“You would like a president with some idea about constitutional limits on presidential powers, on congressional powers, on federal powers,” added Randy E. Barnett, a prominent conservative law professor at Georgetown University, “and I doubt he has any awareness of such limits.”
Congressional GOP leaders – including Ryan and Senate Majority Leader Mitch McConnell (R-KY) -- say that they are confident that Trump will soften his tone and respect the rule of law if he defeats Clinton in November. “He’ll have a White House counsel,” McConnell told conservative radio host Hugh Hewitt on Monday. “There will be others who point out there’s certain things you can do and you can’t do.”

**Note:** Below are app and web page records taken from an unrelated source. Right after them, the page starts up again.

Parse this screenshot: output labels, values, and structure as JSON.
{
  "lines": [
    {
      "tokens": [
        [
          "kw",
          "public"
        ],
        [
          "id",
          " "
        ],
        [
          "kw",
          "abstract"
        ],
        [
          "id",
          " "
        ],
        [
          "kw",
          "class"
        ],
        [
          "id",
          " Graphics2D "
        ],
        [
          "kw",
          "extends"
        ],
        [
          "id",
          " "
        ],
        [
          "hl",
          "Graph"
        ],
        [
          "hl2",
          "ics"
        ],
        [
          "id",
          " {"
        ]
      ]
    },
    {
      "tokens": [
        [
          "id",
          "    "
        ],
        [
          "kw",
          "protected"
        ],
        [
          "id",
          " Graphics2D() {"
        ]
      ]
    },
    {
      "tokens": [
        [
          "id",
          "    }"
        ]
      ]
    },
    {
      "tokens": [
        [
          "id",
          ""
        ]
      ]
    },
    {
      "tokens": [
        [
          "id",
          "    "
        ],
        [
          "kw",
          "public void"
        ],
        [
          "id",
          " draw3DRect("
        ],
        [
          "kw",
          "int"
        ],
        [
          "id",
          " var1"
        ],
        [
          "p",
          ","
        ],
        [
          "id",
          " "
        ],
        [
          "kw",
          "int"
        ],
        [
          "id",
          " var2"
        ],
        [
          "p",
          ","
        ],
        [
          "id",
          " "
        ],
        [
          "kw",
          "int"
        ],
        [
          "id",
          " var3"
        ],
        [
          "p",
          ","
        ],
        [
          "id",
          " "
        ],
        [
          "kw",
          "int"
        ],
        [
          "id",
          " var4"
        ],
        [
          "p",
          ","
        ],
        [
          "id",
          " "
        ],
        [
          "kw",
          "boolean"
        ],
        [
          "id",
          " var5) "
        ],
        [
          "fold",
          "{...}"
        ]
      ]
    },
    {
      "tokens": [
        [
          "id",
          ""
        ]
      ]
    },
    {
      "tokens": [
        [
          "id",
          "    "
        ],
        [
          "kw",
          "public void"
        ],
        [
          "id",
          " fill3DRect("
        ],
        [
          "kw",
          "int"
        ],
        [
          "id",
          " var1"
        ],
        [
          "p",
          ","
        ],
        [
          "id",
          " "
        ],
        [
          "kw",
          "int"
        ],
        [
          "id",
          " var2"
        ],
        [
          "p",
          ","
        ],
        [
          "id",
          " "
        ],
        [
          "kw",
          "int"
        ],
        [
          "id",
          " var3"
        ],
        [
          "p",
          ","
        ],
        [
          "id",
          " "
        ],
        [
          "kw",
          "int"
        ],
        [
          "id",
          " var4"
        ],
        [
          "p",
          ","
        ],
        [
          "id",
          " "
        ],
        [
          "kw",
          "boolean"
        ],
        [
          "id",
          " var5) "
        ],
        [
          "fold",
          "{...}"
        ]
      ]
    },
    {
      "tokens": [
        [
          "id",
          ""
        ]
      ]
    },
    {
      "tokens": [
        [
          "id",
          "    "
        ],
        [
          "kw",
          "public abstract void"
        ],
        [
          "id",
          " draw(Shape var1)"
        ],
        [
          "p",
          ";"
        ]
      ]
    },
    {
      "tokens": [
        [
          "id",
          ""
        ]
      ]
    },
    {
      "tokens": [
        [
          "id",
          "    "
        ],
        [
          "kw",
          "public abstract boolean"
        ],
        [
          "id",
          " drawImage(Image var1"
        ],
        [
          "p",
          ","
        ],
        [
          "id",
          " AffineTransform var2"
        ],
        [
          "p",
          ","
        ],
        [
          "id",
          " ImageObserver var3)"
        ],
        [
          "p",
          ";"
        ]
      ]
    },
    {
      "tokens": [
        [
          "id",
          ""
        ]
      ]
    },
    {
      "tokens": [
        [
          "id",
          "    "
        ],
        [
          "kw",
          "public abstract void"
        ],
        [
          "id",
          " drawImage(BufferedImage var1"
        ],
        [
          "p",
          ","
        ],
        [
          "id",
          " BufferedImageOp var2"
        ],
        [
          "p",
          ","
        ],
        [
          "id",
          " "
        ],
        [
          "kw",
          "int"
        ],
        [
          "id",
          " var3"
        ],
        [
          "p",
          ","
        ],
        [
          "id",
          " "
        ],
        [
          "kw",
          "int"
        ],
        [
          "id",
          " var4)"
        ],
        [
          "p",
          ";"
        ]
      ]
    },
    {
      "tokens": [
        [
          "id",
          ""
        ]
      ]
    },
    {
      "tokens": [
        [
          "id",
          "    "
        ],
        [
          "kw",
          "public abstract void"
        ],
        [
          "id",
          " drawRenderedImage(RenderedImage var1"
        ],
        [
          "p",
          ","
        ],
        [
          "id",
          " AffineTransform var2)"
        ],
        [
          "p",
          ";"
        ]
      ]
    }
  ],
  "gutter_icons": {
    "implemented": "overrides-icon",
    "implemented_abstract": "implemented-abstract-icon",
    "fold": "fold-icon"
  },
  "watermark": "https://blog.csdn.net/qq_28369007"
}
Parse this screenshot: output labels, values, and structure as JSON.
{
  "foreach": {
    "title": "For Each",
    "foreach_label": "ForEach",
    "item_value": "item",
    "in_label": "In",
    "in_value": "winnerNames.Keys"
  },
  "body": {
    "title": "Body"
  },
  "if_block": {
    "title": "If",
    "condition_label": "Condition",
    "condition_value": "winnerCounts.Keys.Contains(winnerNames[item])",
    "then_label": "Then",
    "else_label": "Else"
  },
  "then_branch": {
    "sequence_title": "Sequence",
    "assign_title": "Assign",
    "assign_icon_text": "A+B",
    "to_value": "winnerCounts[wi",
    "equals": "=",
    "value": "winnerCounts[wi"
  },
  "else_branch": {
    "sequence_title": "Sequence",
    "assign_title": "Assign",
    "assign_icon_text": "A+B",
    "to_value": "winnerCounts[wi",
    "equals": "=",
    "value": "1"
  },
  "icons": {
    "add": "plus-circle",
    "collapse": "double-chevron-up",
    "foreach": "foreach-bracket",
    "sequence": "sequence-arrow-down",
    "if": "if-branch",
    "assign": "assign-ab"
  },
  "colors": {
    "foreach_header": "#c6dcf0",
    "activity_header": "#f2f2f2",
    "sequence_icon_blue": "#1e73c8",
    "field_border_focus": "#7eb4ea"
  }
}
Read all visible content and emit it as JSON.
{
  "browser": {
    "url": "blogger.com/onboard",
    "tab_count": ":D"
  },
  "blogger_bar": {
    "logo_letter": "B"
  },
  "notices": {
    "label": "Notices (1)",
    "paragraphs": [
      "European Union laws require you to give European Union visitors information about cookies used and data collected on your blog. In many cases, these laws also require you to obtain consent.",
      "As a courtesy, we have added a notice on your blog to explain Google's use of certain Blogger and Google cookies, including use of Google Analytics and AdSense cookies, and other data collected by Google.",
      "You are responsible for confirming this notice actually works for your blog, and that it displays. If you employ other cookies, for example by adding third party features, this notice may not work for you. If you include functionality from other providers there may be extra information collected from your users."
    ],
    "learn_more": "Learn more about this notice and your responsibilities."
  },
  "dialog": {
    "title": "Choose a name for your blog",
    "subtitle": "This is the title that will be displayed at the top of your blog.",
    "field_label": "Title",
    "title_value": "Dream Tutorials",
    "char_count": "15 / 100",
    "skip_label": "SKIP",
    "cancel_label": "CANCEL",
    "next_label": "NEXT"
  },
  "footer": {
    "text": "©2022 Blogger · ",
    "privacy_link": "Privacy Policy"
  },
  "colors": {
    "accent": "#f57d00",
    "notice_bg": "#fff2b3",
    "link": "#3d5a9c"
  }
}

However, in her foreign policy address in San Diego on Thursday, Clinton repeatedly warned that Trump has a “very thin skin” and is prone to lash out at his adversaries or critics. “This is not someone who should ever have the nuclear codes,” she said, “because it’s not hard to imagine Donald Trump leading us into a war just because somebody got under his very thin skin.”